[Start of section]

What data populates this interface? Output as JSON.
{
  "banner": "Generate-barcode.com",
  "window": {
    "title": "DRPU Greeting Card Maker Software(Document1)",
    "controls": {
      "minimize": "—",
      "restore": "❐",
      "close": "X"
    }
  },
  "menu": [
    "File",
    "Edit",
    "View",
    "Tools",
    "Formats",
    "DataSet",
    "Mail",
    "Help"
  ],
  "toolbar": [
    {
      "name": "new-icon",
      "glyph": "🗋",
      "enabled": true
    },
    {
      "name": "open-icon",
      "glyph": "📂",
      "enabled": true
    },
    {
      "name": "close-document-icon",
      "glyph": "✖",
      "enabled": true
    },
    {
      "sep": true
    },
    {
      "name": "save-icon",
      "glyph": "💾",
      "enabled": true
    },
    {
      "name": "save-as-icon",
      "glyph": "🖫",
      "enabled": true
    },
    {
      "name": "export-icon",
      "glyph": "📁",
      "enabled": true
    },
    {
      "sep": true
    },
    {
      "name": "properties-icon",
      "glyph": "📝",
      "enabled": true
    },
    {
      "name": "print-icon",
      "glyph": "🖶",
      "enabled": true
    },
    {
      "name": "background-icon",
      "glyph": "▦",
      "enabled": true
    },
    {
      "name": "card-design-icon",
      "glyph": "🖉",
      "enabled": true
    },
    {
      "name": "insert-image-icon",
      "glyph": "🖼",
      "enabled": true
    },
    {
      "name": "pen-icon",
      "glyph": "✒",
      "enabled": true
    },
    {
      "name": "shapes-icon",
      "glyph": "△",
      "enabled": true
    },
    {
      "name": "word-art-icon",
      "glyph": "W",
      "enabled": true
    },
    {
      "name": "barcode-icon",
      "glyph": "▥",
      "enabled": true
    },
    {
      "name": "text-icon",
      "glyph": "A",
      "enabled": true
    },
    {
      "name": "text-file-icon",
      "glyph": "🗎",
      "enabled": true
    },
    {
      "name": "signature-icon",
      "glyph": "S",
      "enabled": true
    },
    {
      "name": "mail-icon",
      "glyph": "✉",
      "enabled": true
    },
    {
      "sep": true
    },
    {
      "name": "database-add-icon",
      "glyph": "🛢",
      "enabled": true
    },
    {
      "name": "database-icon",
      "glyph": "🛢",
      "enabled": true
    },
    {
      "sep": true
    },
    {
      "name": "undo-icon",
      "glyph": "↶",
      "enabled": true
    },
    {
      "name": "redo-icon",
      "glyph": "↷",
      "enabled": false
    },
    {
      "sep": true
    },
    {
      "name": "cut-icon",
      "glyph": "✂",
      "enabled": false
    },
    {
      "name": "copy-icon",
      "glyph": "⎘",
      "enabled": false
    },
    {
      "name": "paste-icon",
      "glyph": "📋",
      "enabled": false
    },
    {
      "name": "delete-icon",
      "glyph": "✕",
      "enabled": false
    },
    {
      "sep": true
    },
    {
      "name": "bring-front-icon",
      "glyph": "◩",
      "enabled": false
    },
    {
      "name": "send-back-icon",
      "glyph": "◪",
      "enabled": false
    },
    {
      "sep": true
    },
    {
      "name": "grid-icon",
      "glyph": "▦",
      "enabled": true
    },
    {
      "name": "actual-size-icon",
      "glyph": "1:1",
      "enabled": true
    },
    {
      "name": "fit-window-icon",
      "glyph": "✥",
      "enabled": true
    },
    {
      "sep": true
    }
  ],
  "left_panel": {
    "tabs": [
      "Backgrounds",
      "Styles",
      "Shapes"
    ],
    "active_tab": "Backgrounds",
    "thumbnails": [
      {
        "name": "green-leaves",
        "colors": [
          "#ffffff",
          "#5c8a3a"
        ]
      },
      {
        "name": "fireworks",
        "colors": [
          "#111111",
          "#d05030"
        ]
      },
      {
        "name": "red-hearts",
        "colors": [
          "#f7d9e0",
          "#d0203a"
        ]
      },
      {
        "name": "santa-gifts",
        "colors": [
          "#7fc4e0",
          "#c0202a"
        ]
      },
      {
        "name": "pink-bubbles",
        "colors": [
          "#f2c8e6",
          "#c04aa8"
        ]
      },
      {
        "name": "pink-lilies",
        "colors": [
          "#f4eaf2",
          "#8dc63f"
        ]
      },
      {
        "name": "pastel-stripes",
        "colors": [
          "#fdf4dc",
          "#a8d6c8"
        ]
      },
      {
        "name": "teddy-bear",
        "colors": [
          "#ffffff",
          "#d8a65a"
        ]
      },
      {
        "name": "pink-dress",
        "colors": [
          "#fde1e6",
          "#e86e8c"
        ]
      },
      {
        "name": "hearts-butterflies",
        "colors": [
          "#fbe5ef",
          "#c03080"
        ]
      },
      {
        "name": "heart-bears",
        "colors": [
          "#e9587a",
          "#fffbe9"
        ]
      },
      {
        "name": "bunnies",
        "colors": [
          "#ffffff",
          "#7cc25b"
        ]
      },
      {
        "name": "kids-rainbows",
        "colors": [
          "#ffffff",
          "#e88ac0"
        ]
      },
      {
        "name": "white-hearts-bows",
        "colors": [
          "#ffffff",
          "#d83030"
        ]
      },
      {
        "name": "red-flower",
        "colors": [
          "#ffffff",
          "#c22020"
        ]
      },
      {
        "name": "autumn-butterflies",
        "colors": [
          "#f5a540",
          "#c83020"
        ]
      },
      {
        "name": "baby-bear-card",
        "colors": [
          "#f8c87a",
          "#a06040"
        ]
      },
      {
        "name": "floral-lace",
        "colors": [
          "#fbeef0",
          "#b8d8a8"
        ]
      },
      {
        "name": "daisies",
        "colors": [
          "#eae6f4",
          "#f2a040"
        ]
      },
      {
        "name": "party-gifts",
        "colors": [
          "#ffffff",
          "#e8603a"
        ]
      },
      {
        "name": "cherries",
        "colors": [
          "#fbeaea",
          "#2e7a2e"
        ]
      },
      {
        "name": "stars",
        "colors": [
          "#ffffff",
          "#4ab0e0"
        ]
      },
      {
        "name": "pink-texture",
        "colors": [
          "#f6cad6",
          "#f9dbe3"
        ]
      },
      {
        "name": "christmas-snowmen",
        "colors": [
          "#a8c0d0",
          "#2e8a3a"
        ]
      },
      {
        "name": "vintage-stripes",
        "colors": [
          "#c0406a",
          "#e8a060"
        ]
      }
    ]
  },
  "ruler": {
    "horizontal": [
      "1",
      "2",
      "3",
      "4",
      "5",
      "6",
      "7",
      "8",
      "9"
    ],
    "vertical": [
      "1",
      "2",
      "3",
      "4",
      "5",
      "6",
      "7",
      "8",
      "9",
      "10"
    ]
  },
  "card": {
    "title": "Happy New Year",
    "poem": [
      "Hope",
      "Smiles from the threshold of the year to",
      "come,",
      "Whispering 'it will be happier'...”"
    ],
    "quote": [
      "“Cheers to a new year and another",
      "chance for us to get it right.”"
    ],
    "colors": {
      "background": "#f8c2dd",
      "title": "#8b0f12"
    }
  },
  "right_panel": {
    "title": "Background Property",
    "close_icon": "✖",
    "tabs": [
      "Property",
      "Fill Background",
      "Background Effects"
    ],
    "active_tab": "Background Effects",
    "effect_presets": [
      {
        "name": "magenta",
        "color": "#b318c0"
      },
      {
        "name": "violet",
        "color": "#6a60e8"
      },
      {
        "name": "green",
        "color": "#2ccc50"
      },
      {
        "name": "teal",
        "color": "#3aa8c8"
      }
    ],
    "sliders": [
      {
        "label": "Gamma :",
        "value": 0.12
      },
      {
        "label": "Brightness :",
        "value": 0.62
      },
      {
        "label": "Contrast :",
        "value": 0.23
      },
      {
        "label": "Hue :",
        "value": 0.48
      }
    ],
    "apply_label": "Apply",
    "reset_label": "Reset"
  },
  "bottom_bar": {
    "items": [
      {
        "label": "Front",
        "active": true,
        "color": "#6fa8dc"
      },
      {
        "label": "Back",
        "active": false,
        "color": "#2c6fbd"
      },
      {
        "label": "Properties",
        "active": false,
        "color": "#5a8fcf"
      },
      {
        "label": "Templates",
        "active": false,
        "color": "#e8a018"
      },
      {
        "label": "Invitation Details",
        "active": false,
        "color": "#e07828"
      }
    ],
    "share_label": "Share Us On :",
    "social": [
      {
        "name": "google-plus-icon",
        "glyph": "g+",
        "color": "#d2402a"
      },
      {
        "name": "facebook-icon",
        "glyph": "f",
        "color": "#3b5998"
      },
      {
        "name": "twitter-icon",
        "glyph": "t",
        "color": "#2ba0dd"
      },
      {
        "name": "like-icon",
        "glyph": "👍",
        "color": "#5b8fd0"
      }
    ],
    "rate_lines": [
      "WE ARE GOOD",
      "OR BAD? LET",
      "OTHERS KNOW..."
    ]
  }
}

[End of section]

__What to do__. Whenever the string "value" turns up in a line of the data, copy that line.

__Result of this exercise__.
        "value": 0.12
        "value": 0.62
        "value": 0.23
        "value": 0.48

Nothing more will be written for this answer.